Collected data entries
+===+

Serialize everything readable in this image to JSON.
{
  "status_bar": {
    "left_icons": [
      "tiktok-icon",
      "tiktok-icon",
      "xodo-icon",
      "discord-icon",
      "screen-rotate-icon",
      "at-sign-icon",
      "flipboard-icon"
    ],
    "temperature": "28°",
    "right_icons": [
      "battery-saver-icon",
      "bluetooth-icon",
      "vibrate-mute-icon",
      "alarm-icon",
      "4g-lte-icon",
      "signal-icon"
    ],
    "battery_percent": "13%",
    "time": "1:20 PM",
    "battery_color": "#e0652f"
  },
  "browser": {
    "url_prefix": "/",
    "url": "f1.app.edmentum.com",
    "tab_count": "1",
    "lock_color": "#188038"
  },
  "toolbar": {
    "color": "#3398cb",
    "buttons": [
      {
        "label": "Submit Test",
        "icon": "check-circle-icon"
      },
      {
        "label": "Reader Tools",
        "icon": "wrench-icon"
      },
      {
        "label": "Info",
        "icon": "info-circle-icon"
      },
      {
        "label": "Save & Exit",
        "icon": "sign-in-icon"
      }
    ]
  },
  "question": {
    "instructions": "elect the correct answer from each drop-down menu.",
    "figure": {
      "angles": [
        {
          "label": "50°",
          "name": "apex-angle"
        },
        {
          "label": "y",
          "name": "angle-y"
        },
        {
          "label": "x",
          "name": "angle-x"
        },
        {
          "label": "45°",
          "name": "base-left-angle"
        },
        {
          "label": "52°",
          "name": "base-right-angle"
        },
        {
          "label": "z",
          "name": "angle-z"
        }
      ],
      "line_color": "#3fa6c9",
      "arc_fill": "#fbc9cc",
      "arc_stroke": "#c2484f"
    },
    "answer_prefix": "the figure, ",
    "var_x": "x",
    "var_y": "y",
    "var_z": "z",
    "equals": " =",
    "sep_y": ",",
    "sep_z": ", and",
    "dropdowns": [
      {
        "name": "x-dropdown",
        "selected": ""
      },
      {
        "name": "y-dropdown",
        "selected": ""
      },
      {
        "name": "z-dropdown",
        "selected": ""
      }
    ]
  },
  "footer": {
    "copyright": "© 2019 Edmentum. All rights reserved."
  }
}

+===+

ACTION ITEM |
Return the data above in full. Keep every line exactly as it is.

RESPONSE |
Serialize everything readable in this image to JSON.
{
  "status_bar": {
    "left_icons": [
      "tiktok-icon",
      "tiktok-icon",
      "xodo-icon",
      "discord-icon",
      "screen-rotate-icon",
      "at-sign-icon",
      "flipboard-icon"
    ],
    "temperature": "28°",
    "right_icons": [
      "battery-saver-icon",
      "bluetooth-icon",
      "vibrate-mute-icon",
      "alarm-icon",
      "4g-lte-icon",
      "signal-icon"
    ],
    "battery_percent": "13%",
    "time": "1:20 PM",
    "battery_color": "#e0652f"
  },
  "browser": {
    "url_prefix": "/",
    "url": "f1.app.edmentum.com",
    "tab_count": "1",
    "lock_color": "#188038"
  },
  "toolbar": {
    "color": "#3398cb",
    "buttons": [
      {
        "label": "Submit Test",
        "icon": "check-circle-icon"
      },
      {
        "label": "Reader Tools",
        "icon": "wrench-icon"
      },
      {
        "label": "Info",
        "icon": "info-circle-icon"
      },
      {
        "label": "Save & Exit",
        "icon": "sign-in-icon"
      }
    ]
  },
  "question": {
    "instructions": "elect the correct answer from each drop-down menu.",
    "figure": {
      "angles": [
        {
          "label": "50°",
          "name": "apex-angle"
        },
        {
          "label": "y",
          "name": "angle-y"
        },
        {
          "label": "x",
          "name": "angle-x"
        },
        {
          "label": "45°",
          "name": "base-left-angle"
        },
        {
          "label": "52°",
          "name": "base-right-angle"
        },
        {
          "label": "z",
          "name": "angle-z"
        }
      ],
      "line_color": "#3fa6c9",
      "arc_fill": "#fbc9cc",
      "arc_stroke": "#c2484f"
    },
    "answer_prefix": "the figure, ",
    "var_x": "x",
    "var_y": "y",
    "var_z": "z",
    "equals": " =",
    "sep_y": ",",
    "sep_z": ", and",
    "dropdowns": [
      {
        "name": "x-dropdown",
        "selected": ""
      },
      {
        "name": "y-dropdown",
        "selected": ""
      },
      {
        "name": "z-dropdown",
        "selected": ""
      }
    ]
  },
  "footer": {
    "copyright": "© 2019 Edmentum. All rights reserved."
  }
}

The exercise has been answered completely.